Budgeting isn't a dirty word, yet for many people the process of creating and living on a budget is seen as confusing, restrictive and scary. Creating a budget is actually a very straightforward process. Budgets aren't difficult but they require organization and discipline in order to be successful.
The post-secondary years are the ideal time to lock in great habits and fill any gaps in your children's financial education. Regardless of whether there are savings set aside or loans to be taken, managing the dollars matters. It's our young people who gain the most from good advice as they take on increased responsibility.
When I became a parent 15 years ago, I knew it was important to save for my daughter's education. While our income didn't allow for large RESP contributions, we made regular ones, supplemented by money she received, often as gifts, along the way. But with my daughter a mere three years away from post-secondary school, I've learned that my role as a parent extends well beyond helping her finance an education.
Many Canadians are well aware that a disability could occur at any time. Ninety-six per cent of us believe it, according to a recent RBC survey. The same survey showed that more than three-quarters of us also believe that missing three months of work, due to disability, would put us in serious financial jeopardy. Here are some steps you can take to prepare yourself for a possible disability.
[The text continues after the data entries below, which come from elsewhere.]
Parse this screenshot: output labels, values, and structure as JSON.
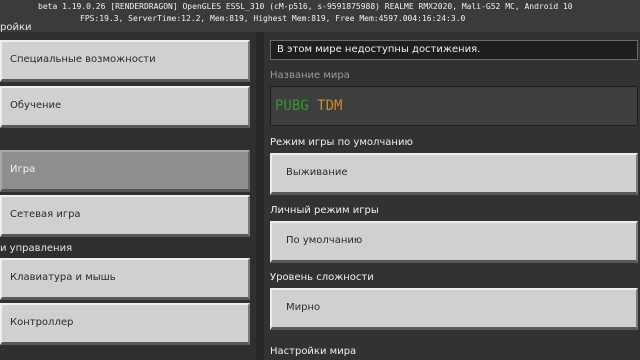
{
  "debug": {
    "line1": "beta 1.19.0.26 [RENDERDRAGON] OpenGLES ESSL_310 (cM-p516, s-9591875988) REALME RMX2020, Mali-G52 MC, Android 10",
    "line2": "FPS:19.3, ServerTime:12.2, Mem:819, Highest Mem:819, Free Mem:4597.004:16:24:3.0"
  },
  "window": {
    "title": "ройки"
  },
  "sidebar": {
    "items": [
      {
        "label": "Специальные возможности",
        "selected": false
      },
      {
        "label": "Обучение",
        "selected": false
      },
      {
        "label": "Игра",
        "selected": true
      },
      {
        "label": "Сетевая игра",
        "selected": false
      },
      {
        "label": "Клавиатура и мышь",
        "selected": false
      },
      {
        "label": "Контроллер",
        "selected": false
      }
    ],
    "section_controls": "и управления"
  },
  "main": {
    "notice": "В этом мире недоступны достижения.",
    "world_name_label": "Название мира",
    "world_name_part1": "PUBG",
    "world_name_part2": "TDM",
    "gamemode_label": "Режим игры по умолчанию",
    "gamemode_value": "Выживание",
    "personal_mode_label": "Личный режим игры",
    "personal_mode_value": "По умолчанию",
    "difficulty_label": "Уровень сложности",
    "difficulty_value": "Мирно",
    "world_settings_label": "Настройки мира"
  },
  "colors": {
    "world_name_part1": "#2f9b2f",
    "world_name_part2": "#d68c1a"
  }
}
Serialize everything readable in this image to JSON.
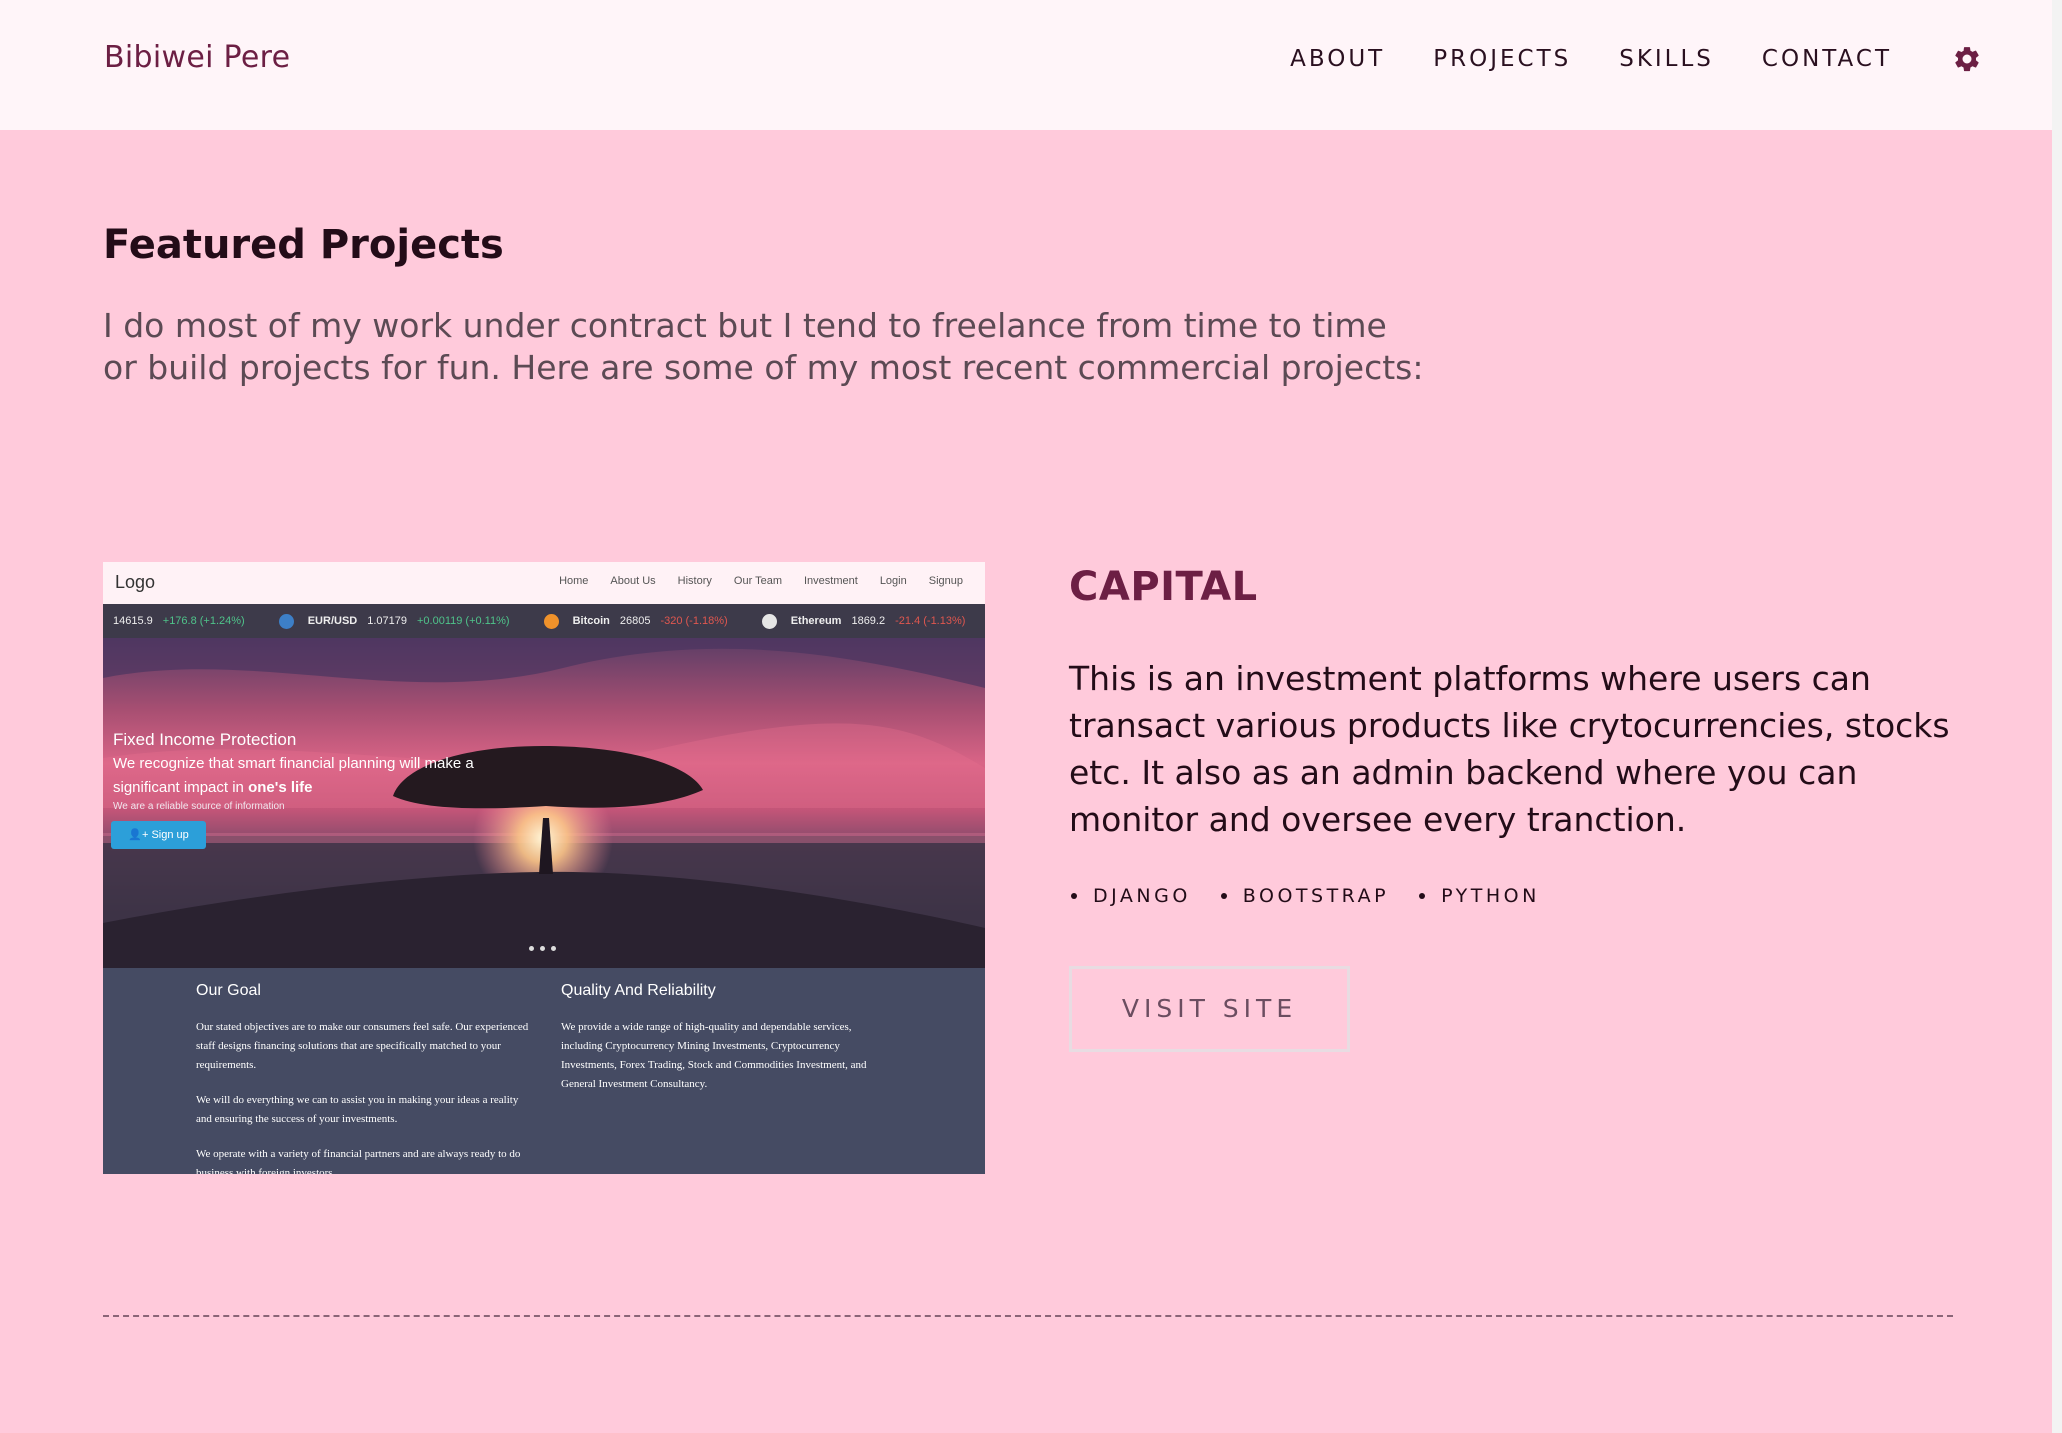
{
  "nav": {
    "brand": "Bibiwei Pere",
    "links": [
      {
        "label": "ABOUT"
      },
      {
        "label": "PROJECTS"
      },
      {
        "label": "SKILLS"
      },
      {
        "label": "CONTACT"
      }
    ],
    "settings_icon": "gear-icon"
  },
  "featured": {
    "heading": "Featured Projects",
    "intro_line1": "I do most of my work under contract but I tend to freelance from time to time",
    "intro_line2": "or build projects for fun. Here are some of my most recent commercial projects:"
  },
  "project": {
    "title": "CAPITAL",
    "description": "This is an investment platforms where users can transact various products like crytocurrencies, stocks etc. It also as an admin backend where you can monitor and oversee every tranction.",
    "tags": [
      "DJANGO",
      "BOOTSTRAP",
      "PYTHON"
    ],
    "visit_label": "VISIT SITE",
    "screenshot": {
      "logo": "Logo",
      "nav_links": [
        "Home",
        "About Us",
        "History",
        "Our Team",
        "Investment",
        "Login",
        "Signup"
      ],
      "ticker": [
        {
          "name": "",
          "price": "14615.9",
          "change": "+176.8 (+1.24%)",
          "direction": "up"
        },
        {
          "name": "EUR/USD",
          "price": "1.07179",
          "change": "+0.00119 (+0.11%)",
          "direction": "up",
          "icon_color": "#3d7fc7"
        },
        {
          "name": "Bitcoin",
          "price": "26805",
          "change": "-320 (-1.18%)",
          "direction": "down",
          "icon_color": "#f0922b"
        },
        {
          "name": "Ethereum",
          "price": "1869.2",
          "change": "-21.4 (-1.13%)",
          "direction": "down",
          "icon_color": "#e6e6e6"
        }
      ],
      "hero_title": "Fixed Income Protection",
      "hero_text": "We recognize that smart financial planning will make a significant impact in",
      "hero_text_bold": "one's life",
      "hero_small": "We are a reliable source of information",
      "signup_label": "Sign up",
      "goal_title": "Our Goal",
      "goal_paragraphs": [
        "Our stated objectives are to make our consumers feel safe. Our experienced staff designs financing solutions that are specifically matched to your requirements.",
        "We will do everything we can to assist you in making your ideas a reality and ensuring the success of your investments.",
        "We operate with a variety of financial partners and are always ready to do business with foreign investors."
      ],
      "quality_title": "Quality And Reliability",
      "quality_paragraph": "We provide a wide range of high-quality and dependable services, including Cryptocurrency Mining Investments, Cryptocurrency Investments, Forex Trading, Stock and Commodities Investment, and General Investment Consultancy."
    }
  },
  "colors": {
    "page_background": "#ffcadb",
    "nav_background": "#fff5f9",
    "accent": "#6c1f44",
    "text": "#230c18"
  }
}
Graduating students have high debts and the chance of finding a good paying job appears to be low, according to the leading pundits. This may all seem very daunting if you're a grad with two or three part-time jobs who's barely scraping enough together for rent. Here are some suggestions on how you can achieve these goals with careful planning and creativity.
Now that the annual financial anxiety season is over, how did you and your partner do? If you both had a less than spectacular financial year, don't be discouraged. Now is a great time to review your financial situation and resolve to make changes now to ensure you're in a better position next year.
Do you have a budget? It is one of the most fundamental steps in making your money work for you. A personal budget is a basic estimation of the revenue and expenses over a specified period of time. Whether your goal is a down payment for a new house, saving for your child's education, a dream vacation or simply retirement, a budget is the answer to helping you reach your financial goals.
As I try to change my own views on money, I thought I'd share some of the insights that have helped me create a more positive relationship with it. In my experience so far, it can be as simple as switching your thought patterns, so you see the glass half-full rather than half-empty. Here are a few examples.
Today, I'm the girl who is up before 6am to start her crazy, workaholic routine. I'm a perfectionist -- scared to submit any piece of work that isn't up to my ridiculously high standards -- and those are just the changes I've made in school/my career. As for my finances back then, I'm sure you can imagine what that looked like.
Shopping on Black Friday and on the weekend was a frenzy as retailers advertised huge discounts to part people from their money. So, I want to know, was it worth it? Did you get what you were looking for? Did you find the best bargains and save money on Black Friday? Let's pause. All right, how much did you REALLY spend? If you are like most of us you probably spent more then you planned and are now looking through your receipts to tally up your spending for the BIG REVEAL.
If you're looking to save some money this holiday season, did you know that there are some great deals to be found at the Dollar Store? Although some items on this list may not be found at your particular Dollar Store, many of them will be! Save dollars at a time when you shop the items from this list!
In my work with women, I hear women tell me that feel overwhelmed why they think of dealing with money and planning. You need to have that tough conversation with yourself, the one that scares you and that fills you with dread. You might try to ignore it or pretend you have control over it. You need a financial plan. Here's how to start.
Those who have seen the documentary Queen of Versailles usually laugh at the outrageous lifestyle of David and Jacky Siegal, a billionaire and his trophy wife. The film begins in 2008, before the market crash. The economic downturn froze the construction of their incredible 90,000 sq ft mansion in Florida. But we can learn from them. What kids and adults need are some lessons in the lost art of budgeting, living within your means and learning not to spend what you don't have.